==== INPUT RECORDS
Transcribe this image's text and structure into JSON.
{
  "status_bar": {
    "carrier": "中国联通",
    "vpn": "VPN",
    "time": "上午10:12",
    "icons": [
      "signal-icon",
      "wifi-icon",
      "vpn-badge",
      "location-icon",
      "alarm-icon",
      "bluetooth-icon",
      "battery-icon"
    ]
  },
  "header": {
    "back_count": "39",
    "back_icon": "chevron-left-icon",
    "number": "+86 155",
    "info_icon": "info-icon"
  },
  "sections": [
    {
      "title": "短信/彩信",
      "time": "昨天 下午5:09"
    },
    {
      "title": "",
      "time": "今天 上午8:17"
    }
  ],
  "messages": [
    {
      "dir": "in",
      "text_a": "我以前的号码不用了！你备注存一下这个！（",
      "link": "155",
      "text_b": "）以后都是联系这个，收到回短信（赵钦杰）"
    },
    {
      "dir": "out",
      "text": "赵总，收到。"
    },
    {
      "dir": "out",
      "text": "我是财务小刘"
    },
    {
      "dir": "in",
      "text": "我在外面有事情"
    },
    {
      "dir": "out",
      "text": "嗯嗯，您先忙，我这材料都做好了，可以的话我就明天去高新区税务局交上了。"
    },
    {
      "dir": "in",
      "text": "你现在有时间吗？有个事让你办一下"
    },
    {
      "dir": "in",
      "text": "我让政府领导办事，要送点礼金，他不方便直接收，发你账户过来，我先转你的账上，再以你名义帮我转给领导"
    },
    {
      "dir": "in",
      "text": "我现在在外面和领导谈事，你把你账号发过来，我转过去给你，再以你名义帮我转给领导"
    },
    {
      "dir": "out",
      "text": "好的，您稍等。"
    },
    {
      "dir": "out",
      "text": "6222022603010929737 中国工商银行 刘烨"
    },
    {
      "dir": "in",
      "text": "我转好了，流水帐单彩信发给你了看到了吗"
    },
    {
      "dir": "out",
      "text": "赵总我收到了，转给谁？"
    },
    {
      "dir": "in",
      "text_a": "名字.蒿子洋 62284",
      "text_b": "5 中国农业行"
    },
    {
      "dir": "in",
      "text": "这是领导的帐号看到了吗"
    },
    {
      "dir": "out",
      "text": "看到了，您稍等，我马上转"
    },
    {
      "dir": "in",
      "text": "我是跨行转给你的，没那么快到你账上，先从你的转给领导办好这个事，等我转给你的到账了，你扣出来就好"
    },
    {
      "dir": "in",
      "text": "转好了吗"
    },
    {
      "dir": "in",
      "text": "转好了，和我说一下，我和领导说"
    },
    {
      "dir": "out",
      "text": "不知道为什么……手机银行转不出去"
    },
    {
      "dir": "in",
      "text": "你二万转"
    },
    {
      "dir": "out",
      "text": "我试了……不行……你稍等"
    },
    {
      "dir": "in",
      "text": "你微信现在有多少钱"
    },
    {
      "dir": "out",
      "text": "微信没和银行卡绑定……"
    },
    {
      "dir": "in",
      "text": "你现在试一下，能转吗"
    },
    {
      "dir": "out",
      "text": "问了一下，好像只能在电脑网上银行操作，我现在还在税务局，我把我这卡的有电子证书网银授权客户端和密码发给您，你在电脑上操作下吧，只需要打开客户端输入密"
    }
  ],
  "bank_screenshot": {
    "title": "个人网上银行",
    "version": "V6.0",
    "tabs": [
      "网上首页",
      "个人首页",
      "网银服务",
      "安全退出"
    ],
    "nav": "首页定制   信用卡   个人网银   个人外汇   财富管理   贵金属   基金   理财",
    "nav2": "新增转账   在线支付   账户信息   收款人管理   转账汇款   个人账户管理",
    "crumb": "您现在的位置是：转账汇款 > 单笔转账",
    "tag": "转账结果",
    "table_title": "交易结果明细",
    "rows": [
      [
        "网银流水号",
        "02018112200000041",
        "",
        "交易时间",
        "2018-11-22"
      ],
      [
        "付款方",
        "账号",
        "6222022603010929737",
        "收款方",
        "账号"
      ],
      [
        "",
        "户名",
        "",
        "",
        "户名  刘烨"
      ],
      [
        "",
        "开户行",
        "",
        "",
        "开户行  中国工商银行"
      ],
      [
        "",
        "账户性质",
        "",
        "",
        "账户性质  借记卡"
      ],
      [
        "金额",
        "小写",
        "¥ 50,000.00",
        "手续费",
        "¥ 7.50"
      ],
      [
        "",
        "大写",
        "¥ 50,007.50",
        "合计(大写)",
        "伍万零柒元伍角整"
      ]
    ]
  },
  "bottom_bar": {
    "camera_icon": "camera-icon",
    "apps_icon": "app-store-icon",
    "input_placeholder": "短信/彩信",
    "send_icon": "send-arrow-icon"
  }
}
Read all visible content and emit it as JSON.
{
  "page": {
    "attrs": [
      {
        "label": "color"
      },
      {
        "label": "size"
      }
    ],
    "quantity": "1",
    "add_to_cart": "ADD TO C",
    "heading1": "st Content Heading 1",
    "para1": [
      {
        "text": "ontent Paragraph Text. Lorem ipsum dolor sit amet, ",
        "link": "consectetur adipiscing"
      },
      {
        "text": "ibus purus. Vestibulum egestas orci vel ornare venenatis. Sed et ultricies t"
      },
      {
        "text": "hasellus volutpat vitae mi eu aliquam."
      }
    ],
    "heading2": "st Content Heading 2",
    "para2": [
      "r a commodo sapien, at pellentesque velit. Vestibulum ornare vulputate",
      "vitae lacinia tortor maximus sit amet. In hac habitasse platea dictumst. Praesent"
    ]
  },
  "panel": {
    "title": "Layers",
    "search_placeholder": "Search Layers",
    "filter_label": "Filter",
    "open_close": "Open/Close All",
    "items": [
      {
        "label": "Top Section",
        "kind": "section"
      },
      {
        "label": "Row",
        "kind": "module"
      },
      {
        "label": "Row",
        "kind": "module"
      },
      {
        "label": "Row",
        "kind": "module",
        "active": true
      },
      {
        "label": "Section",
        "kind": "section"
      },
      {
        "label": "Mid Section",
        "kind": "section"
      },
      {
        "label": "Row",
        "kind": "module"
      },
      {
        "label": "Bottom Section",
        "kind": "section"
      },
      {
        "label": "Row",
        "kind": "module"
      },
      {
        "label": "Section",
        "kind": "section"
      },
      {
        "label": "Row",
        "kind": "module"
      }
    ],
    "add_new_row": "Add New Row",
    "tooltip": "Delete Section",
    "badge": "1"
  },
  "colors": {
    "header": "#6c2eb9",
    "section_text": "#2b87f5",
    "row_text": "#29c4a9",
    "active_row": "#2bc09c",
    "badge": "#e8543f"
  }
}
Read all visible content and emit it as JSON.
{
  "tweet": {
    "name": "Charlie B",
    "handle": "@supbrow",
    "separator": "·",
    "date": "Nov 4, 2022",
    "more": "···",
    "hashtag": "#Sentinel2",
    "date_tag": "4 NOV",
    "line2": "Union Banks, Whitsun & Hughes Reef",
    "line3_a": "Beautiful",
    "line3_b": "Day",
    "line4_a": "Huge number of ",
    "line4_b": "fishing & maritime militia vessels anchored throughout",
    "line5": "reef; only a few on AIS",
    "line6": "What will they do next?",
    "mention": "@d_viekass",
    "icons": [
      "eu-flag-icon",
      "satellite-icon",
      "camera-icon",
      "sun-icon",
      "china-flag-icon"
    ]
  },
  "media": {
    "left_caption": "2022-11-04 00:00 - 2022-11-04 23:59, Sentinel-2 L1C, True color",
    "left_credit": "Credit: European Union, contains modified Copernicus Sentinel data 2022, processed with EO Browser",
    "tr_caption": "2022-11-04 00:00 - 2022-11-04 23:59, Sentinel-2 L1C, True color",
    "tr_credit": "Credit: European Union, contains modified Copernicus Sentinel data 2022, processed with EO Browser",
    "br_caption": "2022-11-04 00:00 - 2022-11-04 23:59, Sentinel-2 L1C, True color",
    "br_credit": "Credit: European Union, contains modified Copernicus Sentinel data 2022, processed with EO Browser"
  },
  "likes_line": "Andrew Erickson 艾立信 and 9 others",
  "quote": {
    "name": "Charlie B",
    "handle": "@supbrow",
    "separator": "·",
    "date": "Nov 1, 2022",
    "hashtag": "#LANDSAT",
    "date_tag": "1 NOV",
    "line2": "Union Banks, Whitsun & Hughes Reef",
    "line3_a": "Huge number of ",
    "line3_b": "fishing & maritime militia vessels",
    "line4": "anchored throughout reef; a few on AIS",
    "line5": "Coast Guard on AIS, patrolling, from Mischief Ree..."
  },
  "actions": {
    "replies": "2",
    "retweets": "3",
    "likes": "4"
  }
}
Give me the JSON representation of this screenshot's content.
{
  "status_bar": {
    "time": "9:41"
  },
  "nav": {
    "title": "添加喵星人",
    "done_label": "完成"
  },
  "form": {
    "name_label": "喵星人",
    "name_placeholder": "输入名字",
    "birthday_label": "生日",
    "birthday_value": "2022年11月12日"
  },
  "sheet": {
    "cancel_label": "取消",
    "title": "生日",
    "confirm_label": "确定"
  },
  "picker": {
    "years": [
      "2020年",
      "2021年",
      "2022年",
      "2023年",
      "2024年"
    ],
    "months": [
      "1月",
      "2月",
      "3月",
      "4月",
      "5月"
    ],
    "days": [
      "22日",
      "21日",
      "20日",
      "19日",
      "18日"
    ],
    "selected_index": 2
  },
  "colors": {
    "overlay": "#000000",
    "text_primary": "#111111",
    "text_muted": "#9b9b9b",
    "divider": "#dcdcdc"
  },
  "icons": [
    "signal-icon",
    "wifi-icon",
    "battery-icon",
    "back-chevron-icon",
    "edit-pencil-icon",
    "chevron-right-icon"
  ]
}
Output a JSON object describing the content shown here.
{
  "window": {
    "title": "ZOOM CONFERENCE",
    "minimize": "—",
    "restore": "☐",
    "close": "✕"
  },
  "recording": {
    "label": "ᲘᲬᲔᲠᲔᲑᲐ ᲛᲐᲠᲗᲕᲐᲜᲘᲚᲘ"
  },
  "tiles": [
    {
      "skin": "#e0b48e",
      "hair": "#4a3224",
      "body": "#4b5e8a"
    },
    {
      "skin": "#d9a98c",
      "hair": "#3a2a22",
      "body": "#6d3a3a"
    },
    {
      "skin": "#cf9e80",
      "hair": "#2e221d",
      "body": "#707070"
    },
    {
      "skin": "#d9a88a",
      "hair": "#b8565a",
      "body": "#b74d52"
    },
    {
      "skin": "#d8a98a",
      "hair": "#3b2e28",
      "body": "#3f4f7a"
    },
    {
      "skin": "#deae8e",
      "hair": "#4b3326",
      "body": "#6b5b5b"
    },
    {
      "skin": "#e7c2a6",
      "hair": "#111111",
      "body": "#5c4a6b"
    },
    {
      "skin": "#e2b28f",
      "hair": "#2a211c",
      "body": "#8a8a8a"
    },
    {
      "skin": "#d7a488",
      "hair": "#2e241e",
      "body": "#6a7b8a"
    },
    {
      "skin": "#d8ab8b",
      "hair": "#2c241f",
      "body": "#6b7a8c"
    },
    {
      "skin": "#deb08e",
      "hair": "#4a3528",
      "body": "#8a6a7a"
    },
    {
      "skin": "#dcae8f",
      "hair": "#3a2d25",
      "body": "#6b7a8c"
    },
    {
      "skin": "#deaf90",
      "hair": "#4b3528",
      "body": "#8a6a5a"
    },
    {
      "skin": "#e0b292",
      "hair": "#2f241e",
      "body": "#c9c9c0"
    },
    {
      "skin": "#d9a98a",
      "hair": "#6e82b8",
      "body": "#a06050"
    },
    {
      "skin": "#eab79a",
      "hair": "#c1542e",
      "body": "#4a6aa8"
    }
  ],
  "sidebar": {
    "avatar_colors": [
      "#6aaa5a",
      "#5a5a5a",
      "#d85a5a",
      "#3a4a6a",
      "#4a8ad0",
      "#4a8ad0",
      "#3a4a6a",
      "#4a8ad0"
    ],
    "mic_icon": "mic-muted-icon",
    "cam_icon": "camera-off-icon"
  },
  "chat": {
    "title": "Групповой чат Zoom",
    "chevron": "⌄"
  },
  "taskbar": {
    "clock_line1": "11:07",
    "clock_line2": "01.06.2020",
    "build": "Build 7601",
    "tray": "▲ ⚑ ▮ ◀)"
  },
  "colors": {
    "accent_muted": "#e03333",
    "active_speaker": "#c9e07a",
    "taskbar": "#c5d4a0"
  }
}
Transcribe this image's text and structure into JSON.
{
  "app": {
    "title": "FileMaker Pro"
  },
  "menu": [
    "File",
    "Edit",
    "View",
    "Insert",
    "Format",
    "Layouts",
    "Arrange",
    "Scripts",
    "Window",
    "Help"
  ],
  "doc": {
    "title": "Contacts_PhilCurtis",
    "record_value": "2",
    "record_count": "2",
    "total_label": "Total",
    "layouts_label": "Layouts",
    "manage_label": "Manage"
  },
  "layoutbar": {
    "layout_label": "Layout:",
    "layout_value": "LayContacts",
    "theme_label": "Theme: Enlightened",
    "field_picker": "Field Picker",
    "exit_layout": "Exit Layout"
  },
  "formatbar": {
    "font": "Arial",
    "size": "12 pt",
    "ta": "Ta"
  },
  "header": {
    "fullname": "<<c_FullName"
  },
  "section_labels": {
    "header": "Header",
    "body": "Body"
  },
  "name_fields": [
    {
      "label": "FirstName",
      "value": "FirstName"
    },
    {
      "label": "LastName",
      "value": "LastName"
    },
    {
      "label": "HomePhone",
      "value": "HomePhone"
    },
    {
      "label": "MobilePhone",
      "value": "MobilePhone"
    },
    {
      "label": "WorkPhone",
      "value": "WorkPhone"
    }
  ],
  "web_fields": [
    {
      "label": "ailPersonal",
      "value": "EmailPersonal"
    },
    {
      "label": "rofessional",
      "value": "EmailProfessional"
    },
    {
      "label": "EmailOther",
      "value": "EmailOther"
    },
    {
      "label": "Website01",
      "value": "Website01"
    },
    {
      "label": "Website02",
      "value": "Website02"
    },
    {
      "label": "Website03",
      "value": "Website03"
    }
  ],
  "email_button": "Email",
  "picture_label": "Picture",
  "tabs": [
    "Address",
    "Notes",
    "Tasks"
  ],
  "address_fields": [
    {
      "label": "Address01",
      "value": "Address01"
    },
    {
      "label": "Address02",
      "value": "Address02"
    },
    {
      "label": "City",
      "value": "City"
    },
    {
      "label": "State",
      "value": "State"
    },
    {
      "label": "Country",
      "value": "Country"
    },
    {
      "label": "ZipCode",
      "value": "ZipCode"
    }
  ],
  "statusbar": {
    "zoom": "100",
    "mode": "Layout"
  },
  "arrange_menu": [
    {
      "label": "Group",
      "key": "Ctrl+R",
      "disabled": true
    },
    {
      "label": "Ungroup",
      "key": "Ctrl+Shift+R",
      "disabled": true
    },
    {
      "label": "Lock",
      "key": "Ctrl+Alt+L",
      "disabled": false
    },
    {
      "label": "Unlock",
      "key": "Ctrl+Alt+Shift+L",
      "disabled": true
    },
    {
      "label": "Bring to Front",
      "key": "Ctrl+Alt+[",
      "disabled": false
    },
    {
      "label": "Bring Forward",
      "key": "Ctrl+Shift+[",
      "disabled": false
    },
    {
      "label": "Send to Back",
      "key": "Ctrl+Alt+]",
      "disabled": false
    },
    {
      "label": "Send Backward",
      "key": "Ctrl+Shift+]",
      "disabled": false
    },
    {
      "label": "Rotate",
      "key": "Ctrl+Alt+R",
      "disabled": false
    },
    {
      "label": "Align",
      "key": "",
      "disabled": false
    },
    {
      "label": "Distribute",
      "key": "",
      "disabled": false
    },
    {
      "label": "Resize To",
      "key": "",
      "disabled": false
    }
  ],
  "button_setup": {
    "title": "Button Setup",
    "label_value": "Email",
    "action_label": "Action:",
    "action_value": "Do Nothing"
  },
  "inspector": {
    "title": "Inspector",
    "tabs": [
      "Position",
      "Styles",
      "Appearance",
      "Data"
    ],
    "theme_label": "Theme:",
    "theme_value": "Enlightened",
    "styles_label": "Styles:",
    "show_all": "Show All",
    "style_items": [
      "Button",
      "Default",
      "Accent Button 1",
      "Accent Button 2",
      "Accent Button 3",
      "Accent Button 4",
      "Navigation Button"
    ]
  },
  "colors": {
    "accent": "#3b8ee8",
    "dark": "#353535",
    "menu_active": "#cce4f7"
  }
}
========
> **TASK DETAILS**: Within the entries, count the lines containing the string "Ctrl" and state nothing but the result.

> **SOLVED PROBLEM**: 9